With an urgency never seen before, more than 1.04 billion doses of coronavirus vaccines have been administered so far. Statistically, these billion doses are enough to jab about 6.8% of the global population but the vaccine distribution is not even handed. Countries with the highest income are getting vaccinated about 25 times faster than those of the lowest. So, a greater percent of the life-saving drugs have reached only the richest - and at this juncture, the scramble for the shot and a growth of vaccine nationalism have become even sharper.
According to the Centre for Global Development, many poorer nations will have to wait another two years before they can have any semblance of widespread vaccination of their people. And for now, the wealthiest 27 countries have 37.4% of the vaccines but have 10.5% of the world's population.
These facts made a recent move by India and South Africa all the more necessary. Both these countries, now reeling under new strains of Covid-19 and finding it hard to provide vaccination in enough quantities, had led a campaign late last year to have a temporary waiver on intellectual property rights so a third party could distribute licences to produce Covid-19 vaccines.
A similar waiver was made two decades ago to produce generic drugs for the HIV/AIDS epidemic.
If this move was successful, many countries would have not to wait for years to get enough shots to jab their citizens and thousands of lives could have been saved.
But no, the move failed as wealthy countries including Australia blocked the proposal in the World Trade Organisation (WTO).
What was behind the rich countries' objection was a simple profit motive. They argued that pharmaceutical companies invest a hell lot of money into innovation that they could not recoup the costs if such waiver were allowed. They also talk about maintaining strict standards of their products.
The debate has been further accentuated when Microsoft co-founder and billionaire philanthropist Bill Gates said vaccine formulas shouldn't be shared with developing nations.
During an interview with Sky News last week, Gates had emphatically said to a proposal of sharing vaccine recipes with poorer countries, adding: "There's only so many vaccine factories in the world and people are very serious about the safety of vaccines.
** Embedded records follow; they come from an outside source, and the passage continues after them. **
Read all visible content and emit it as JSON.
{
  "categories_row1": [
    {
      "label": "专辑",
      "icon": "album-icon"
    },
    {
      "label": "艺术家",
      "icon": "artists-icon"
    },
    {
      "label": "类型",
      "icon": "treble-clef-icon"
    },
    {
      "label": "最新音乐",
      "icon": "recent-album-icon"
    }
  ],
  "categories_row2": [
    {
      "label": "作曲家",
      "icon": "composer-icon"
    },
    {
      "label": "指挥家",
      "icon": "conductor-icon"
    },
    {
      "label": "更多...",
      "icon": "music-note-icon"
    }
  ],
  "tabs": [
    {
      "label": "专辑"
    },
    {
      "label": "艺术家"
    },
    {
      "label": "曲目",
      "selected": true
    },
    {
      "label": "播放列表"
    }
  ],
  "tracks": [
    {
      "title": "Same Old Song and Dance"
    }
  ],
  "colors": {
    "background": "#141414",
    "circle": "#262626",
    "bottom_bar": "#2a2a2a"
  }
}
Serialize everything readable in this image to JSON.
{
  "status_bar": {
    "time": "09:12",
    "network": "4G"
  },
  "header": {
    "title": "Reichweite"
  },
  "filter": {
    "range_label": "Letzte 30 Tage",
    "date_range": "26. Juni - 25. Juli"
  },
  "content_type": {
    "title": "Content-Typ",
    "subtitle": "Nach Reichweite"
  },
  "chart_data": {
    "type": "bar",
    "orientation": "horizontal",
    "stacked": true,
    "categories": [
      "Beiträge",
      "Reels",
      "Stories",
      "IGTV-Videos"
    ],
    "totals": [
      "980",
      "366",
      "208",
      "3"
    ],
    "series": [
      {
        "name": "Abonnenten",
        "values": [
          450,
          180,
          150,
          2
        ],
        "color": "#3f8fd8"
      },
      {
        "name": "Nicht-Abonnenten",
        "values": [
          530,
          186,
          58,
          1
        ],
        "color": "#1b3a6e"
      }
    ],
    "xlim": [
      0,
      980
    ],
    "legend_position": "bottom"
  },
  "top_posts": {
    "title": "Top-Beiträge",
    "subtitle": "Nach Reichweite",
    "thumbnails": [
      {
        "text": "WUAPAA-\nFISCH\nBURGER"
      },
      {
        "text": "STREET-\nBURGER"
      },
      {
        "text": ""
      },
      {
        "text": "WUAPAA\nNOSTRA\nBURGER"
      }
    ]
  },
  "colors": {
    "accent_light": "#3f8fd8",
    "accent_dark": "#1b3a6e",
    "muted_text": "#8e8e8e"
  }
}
And so moving something that had never been done, moving a vaccine, say, from a [Johnson & Johnson] factory into a factory in India, it's novel, it's only because of our grants and expertise that it can happen at all."
But as Harsh Pant, director of Strategic Studies, at the Observer Research Foundation in New Delhi has pointed out, the licence control has led to shortage of vaccines.
"It's life and death. So I think the position by India and South Africa is an important one," he said.
India has already flagged a severe shortage of vaccines and has stopped its exports to countries including Bangladesh that had been so far relying on a single supplier, Serum Institute of India, while most nations explored several alternatives.Bangladesh now faces a frustrating future about achieving a wide coverage of vaccination.
The World Health Organisation's Covax programme aims to supply 2 billion doses of vaccine to 92 poorer countries this year. But that would cover only a fifth of the target population.
It's not that the world does not have the capacity to produce much more than the current level. But such facilities across the globe from Canada's Biolyse to Bangladesh's Incepta are now sitting idle as they have not been given the licence to produce vaccines by the current vaccine copyright holders.
At this moment, there is no worldwide joint effort to expand production and the initiative to share the recipes is zero despite the fact that a lot of public money has gone into vaccine development.
The big pharma companies, at meetings with the European Commission in December 2020, defended their holding closely the vaccine recipes. They said they will ensure widespread distribution of the shots without prejudice as early as possible.
However what is happening now is just the opposite.
Such unsavoury behaviour of world pharmaceuticals has led former world leaders and Nobel laureates to call for suspending patents and coordinating production across the world just as what happened in the fight against smallpox and polio. The WHO had obtained recipes of the drugs and shared the technology globally.
During the Second World War, the US government forced pharmaceutical companies to share recipes for antibiotics.
But this time is a different time and profit pressure on the company top management is too high to pay heed to such altruistic calls.